Go over the listing below line by line, and return each one holding the string "name".

**Information supplied**
____________

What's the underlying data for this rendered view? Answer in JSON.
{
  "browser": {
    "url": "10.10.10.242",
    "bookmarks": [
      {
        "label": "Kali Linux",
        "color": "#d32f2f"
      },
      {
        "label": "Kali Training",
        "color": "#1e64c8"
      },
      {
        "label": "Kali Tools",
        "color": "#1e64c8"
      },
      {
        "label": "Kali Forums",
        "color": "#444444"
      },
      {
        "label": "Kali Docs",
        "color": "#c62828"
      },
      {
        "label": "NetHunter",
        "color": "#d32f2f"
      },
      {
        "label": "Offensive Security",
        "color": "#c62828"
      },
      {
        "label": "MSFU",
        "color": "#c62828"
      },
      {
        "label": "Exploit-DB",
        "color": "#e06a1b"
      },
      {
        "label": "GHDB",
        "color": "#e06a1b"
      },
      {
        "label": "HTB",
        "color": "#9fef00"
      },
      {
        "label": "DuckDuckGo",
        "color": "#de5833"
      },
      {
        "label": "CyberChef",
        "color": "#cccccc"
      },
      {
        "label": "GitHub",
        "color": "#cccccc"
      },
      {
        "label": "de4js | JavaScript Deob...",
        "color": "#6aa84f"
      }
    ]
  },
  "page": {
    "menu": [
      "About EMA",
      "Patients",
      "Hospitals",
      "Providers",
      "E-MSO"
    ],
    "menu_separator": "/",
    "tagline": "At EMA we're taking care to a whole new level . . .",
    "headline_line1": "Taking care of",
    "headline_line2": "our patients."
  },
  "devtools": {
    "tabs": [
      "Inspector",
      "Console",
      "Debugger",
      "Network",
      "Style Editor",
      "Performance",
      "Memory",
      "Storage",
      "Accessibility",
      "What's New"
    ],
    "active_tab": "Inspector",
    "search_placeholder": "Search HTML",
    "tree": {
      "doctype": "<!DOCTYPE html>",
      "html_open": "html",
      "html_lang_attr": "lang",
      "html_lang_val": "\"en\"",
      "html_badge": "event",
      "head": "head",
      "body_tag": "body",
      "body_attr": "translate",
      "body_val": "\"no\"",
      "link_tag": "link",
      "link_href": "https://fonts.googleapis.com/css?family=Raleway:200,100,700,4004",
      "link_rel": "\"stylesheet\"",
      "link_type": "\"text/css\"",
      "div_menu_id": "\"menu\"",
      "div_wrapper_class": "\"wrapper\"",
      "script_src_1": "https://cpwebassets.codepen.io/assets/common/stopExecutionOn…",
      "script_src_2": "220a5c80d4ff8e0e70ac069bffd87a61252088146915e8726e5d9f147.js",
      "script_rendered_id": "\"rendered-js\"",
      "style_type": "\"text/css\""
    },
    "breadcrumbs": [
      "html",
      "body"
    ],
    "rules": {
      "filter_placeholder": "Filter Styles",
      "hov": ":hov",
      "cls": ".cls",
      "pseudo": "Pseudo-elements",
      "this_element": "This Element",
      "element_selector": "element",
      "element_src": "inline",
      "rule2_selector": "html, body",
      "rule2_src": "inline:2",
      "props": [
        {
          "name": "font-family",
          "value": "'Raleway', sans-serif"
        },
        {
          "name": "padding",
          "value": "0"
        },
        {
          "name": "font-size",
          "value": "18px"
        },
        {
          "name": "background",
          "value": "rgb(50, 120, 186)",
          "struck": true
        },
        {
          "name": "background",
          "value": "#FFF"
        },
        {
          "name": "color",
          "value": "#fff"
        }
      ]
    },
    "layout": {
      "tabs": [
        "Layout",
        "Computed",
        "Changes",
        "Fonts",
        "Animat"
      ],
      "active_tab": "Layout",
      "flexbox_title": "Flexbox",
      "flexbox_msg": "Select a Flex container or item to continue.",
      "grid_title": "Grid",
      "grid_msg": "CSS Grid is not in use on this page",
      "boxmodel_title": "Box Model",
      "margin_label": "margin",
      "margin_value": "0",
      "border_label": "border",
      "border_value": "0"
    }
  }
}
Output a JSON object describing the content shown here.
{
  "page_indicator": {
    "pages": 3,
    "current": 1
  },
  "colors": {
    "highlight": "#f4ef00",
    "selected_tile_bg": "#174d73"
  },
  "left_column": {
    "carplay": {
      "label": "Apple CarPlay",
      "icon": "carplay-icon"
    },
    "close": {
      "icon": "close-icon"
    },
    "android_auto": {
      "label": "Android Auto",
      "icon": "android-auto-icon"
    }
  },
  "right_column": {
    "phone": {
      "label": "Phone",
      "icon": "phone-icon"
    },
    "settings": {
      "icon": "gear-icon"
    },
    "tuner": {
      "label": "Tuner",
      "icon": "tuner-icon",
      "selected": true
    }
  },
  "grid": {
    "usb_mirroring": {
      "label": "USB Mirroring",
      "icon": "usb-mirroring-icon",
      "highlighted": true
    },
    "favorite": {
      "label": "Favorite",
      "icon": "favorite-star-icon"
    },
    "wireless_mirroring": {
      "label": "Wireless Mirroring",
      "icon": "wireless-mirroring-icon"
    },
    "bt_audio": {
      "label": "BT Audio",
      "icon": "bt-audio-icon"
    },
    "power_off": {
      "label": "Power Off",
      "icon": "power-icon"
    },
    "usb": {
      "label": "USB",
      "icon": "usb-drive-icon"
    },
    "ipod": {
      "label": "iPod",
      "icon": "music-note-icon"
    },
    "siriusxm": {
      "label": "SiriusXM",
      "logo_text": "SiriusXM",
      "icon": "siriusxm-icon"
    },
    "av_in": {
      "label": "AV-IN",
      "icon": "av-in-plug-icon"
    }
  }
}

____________

**Output for this exercise**
          "name": "font-family",
          "name": "padding",
          "name": "font-size",
          "name": "background",
          "name": "background",
          "name": "color",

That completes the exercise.